Each line holding the string "time" is to be copied from the data.

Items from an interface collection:
= Beginning of Section =
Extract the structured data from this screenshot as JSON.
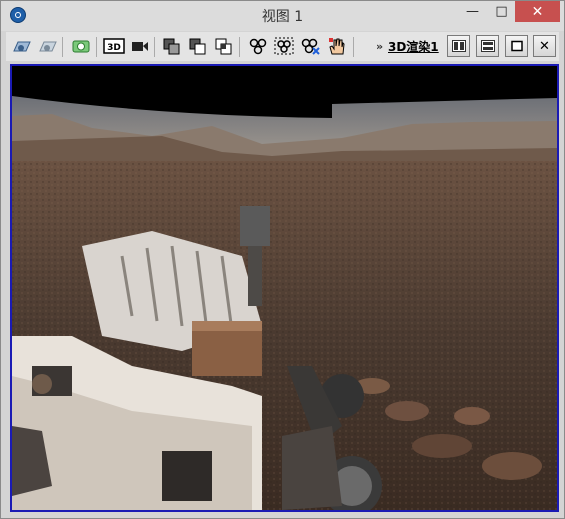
{
  "window": {
    "title": "视图 1",
    "minimize_glyph": "—",
    "maximize_glyph": "□",
    "close_glyph": "✕"
  },
  "toolbar": {
    "more_glyph": "»",
    "render_label": "3D渲染1",
    "buttons": [
      "camera-open-icon",
      "camera-save-icon",
      "screenshot-icon",
      "3d-view-icon",
      "video-record-icon",
      "layer-union-icon",
      "layer-subtract-icon",
      "layer-intersect-icon",
      "node-network-icon",
      "node-select-icon",
      "node-remove-icon",
      "hand-pan-icon"
    ],
    "three_d_text": "3D"
  },
  "layout_buttons": [
    "split-vertical-icon",
    "split-horizontal-icon",
    "single-view-icon",
    "close-view-icon"
  ],
  "close_view_glyph": "✕",
  "viewport": {
    "content": "Mars rover panorama"
  }
}
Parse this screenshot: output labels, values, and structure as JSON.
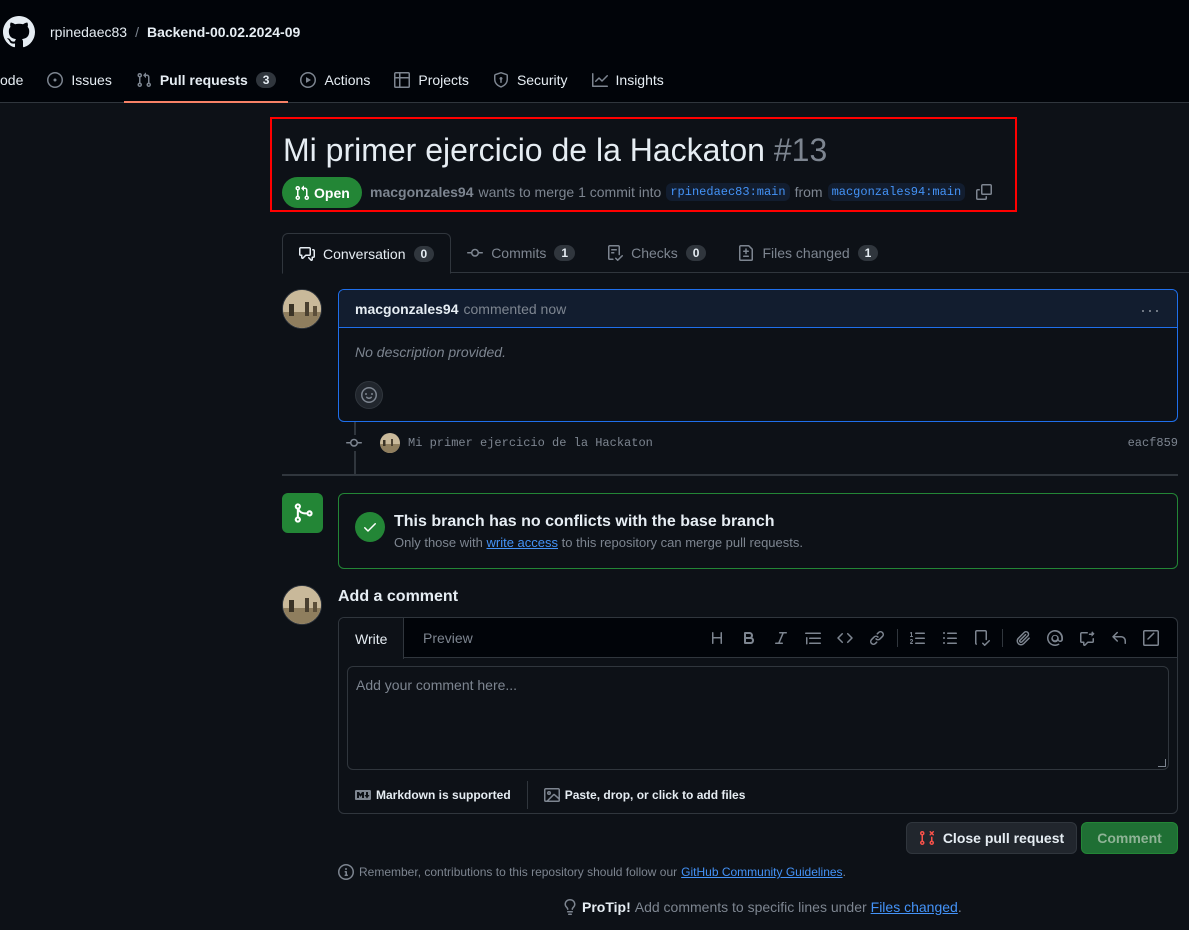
{
  "header": {
    "owner": "rpinedaec83",
    "separator": "/",
    "repo": "Backend-00.02.2024-09"
  },
  "nav": {
    "code": "ode",
    "issues": "Issues",
    "pull_requests": "Pull requests",
    "pull_requests_count": "3",
    "actions": "Actions",
    "projects": "Projects",
    "security": "Security",
    "insights": "Insights"
  },
  "pr": {
    "title": "Mi primer ejercicio de la Hackaton",
    "number": "#13",
    "state": "Open",
    "author": "macgonzales94",
    "merge_text": "wants to merge 1 commit into",
    "base_branch": "rpinedaec83:main",
    "from_text": "from",
    "head_branch": "macgonzales94:main"
  },
  "tabs": {
    "conversation": "Conversation",
    "conversation_count": "0",
    "commits": "Commits",
    "commits_count": "1",
    "checks": "Checks",
    "checks_count": "0",
    "files_changed": "Files changed",
    "files_changed_count": "1"
  },
  "comment": {
    "author": "macgonzales94",
    "meta": "commented now",
    "body": "No description provided.",
    "menu": "···"
  },
  "commit": {
    "message": "Mi primer ejercicio de la Hackaton",
    "sha": "eacf859"
  },
  "merge_status": {
    "title": "This branch has no conflicts with the base branch",
    "sub_before": "Only those with",
    "sub_link": "write access",
    "sub_after": "to this repository can merge pull requests."
  },
  "editor": {
    "heading": "Add a comment",
    "tab_write": "Write",
    "tab_preview": "Preview",
    "placeholder": "Add your comment here...",
    "markdown_note": "Markdown is supported",
    "files_note": "Paste, drop, or click to add files"
  },
  "buttons": {
    "close_pr": "Close pull request",
    "comment": "Comment"
  },
  "footer": {
    "remember_text": "Remember, contributions to this repository should follow our",
    "guidelines_link": "GitHub Community Guidelines",
    "period": ".",
    "protip_label": "ProTip!",
    "protip_text": "Add comments to specific lines under",
    "protip_link": "Files changed",
    "protip_end": "."
  },
  "colors": {
    "background": "#0d1117",
    "header": "#010409",
    "accent_green": "#238636",
    "link_blue": "#4493f8",
    "tab_underline": "#f78166",
    "highlight_border": "#ff0000"
  }
}
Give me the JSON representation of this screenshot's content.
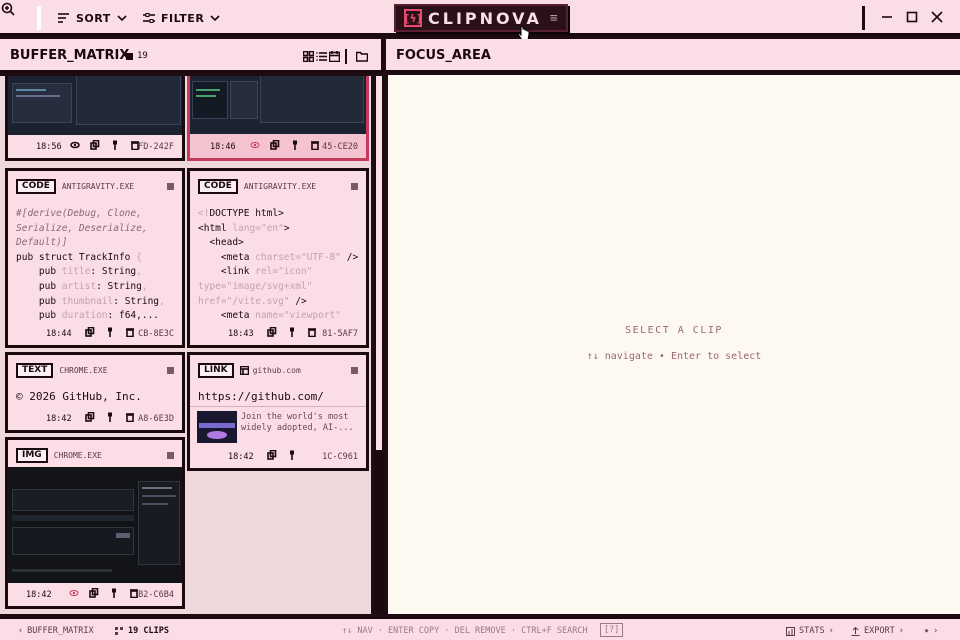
{
  "toolbar": {
    "sort_label": "SORT",
    "filter_label": "FILTER"
  },
  "logo": {
    "mark": "[ϟ]",
    "name": "CLIPNOVA"
  },
  "buffer": {
    "title": "BUFFER_MATRIX",
    "count": "19"
  },
  "focus": {
    "title": "FOCUS_AREA",
    "placeholder": "SELECT A CLIP",
    "hint": "↑↓ navigate • Enter to select"
  },
  "cards": [
    {
      "time": "18:56",
      "id": "FD-242F"
    },
    {
      "time": "18:46",
      "id": "45-CE20"
    },
    {
      "type": "CODE",
      "source": "ANTIGRAVITY.EXE",
      "time": "18:44",
      "id": "CB-8E3C"
    },
    {
      "type": "CODE",
      "source": "ANTIGRAVITY.EXE",
      "time": "18:43",
      "id": "81-5AF7"
    },
    {
      "type": "TEXT",
      "source": "CHROME.EXE",
      "content": "© 2026 GitHub, Inc.",
      "time": "18:42",
      "id": "A8-6E3D"
    },
    {
      "type": "LINK",
      "source": "github.com",
      "url": "https://github.com/",
      "preview": "Join the world's most widely adopted, AI-...",
      "time": "18:42",
      "id": "1C-C961"
    },
    {
      "type": "IMG",
      "source": "CHROME.EXE",
      "time": "18:42",
      "id": "B2-C6B4"
    }
  ],
  "rust_code": {
    "l1": "#[derive(Debug, Clone,",
    "l2": "Serialize, Deserialize,",
    "l3": "Default)]",
    "l4a": "pub struct TrackInfo ",
    "l4b": "{",
    "l5a": "    pub ",
    "l5b": "title",
    "l5c": ": String",
    "l5d": ",",
    "l6a": "    pub ",
    "l6b": "artist",
    "l6c": ": String",
    "l6d": ",",
    "l7a": "    pub ",
    "l7b": "thumbnail",
    "l7c": ": String",
    "l7d": ",",
    "l8a": "    pub ",
    "l8b": "duration",
    "l8c": ": f64,..."
  },
  "html_code": {
    "l1a": "<!",
    "l1b": "DOCTYPE html",
    "l1c": ">",
    "l2a": "<html ",
    "l2b": "lang=\"en\"",
    "l2c": ">",
    "l3": "  <head>",
    "l4a": "    <meta ",
    "l4b": "charset=\"UTF-8\"",
    "l4c": " />",
    "l5a": "    <link ",
    "l5b": "rel=\"icon\"",
    "l6": "type=\"image/svg+xml\"",
    "l7a": "href=\"/vite.svg\"",
    "l7b": " />",
    "l8a": "    <meta ",
    "l8b": "name=\"viewport\""
  },
  "statusbar": {
    "back": "BUFFER_MATRIX",
    "clips": "19 CLIPS",
    "shortcuts": "↑↓ NAV · ENTER COPY · DEL REMOVE · CTRL+F SEARCH",
    "help": "[?]",
    "stats": "STATS",
    "export": "EXPORT"
  },
  "colors": {
    "panel": "#fbdde6",
    "border": "#1a0a10",
    "accent": "#c8395e",
    "focus_bg": "#fdf9f0"
  }
}
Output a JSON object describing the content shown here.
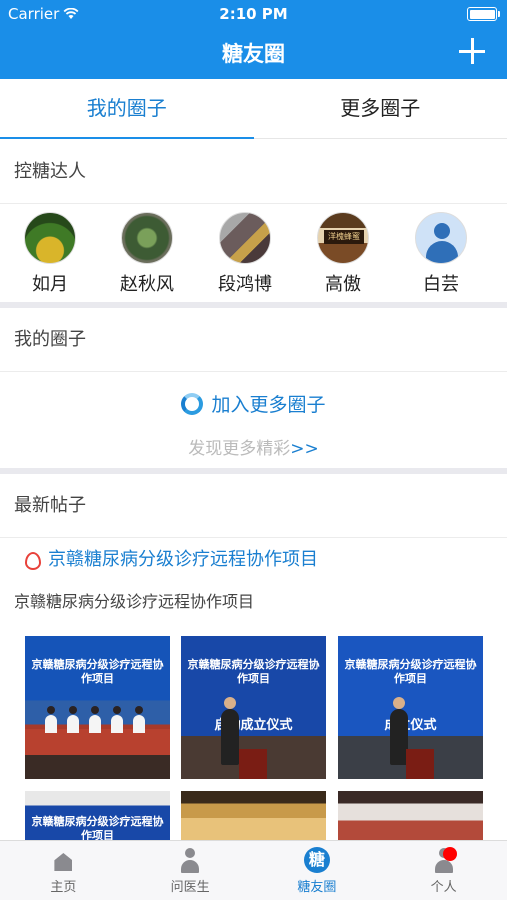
{
  "status_bar": {
    "carrier": "Carrier",
    "time": "2:10 PM"
  },
  "nav": {
    "title": "糖友圈",
    "add_icon": "plus-icon"
  },
  "tabs": [
    {
      "label": "我的圈子",
      "active": true
    },
    {
      "label": "更多圈子",
      "active": false
    }
  ],
  "experts_section": {
    "title": "控糖达人",
    "people": [
      {
        "name": "如月"
      },
      {
        "name": "赵秋风"
      },
      {
        "name": "段鸿博"
      },
      {
        "name": "高傲",
        "avatar_text": "洋槐蜂蜜"
      },
      {
        "name": "白芸"
      }
    ]
  },
  "my_circles": {
    "title": "我的圈子",
    "join_label": "加入更多圈子",
    "discover_label": "发现更多精彩",
    "discover_arrows": ">>"
  },
  "latest_posts": {
    "title": "最新帖子",
    "post_title": "京赣糖尿病分级诊疗远程协作项目",
    "post_body": "京赣糖尿病分级诊疗远程协作项目",
    "photo_banner": "京赣糖尿病分级诊疗远程协作项目",
    "photo_caption_2": "启动成立仪式",
    "photo_caption_3": "成立仪式"
  },
  "bottom_nav": [
    {
      "label": "主页",
      "icon": "home-icon"
    },
    {
      "label": "问医生",
      "icon": "doctor-icon"
    },
    {
      "label": "糖友圈",
      "icon": "sugar-circle-icon",
      "active": true,
      "glyph": "糖"
    },
    {
      "label": "个人",
      "icon": "person-icon",
      "badge": true
    }
  ],
  "colors": {
    "accent": "#1a8ee8",
    "link": "#1a7fd0",
    "badge": "#ff0000",
    "hot": "#e8413a"
  }
}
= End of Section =
Answer space:
      "time": "18:56",
      "time": "18:46",
      "time": "18:44",
      "time": "18:43",
      "time": "18:42",
      "time": "18:42",
      "time": "18:42",
    "time": "2:10 PM"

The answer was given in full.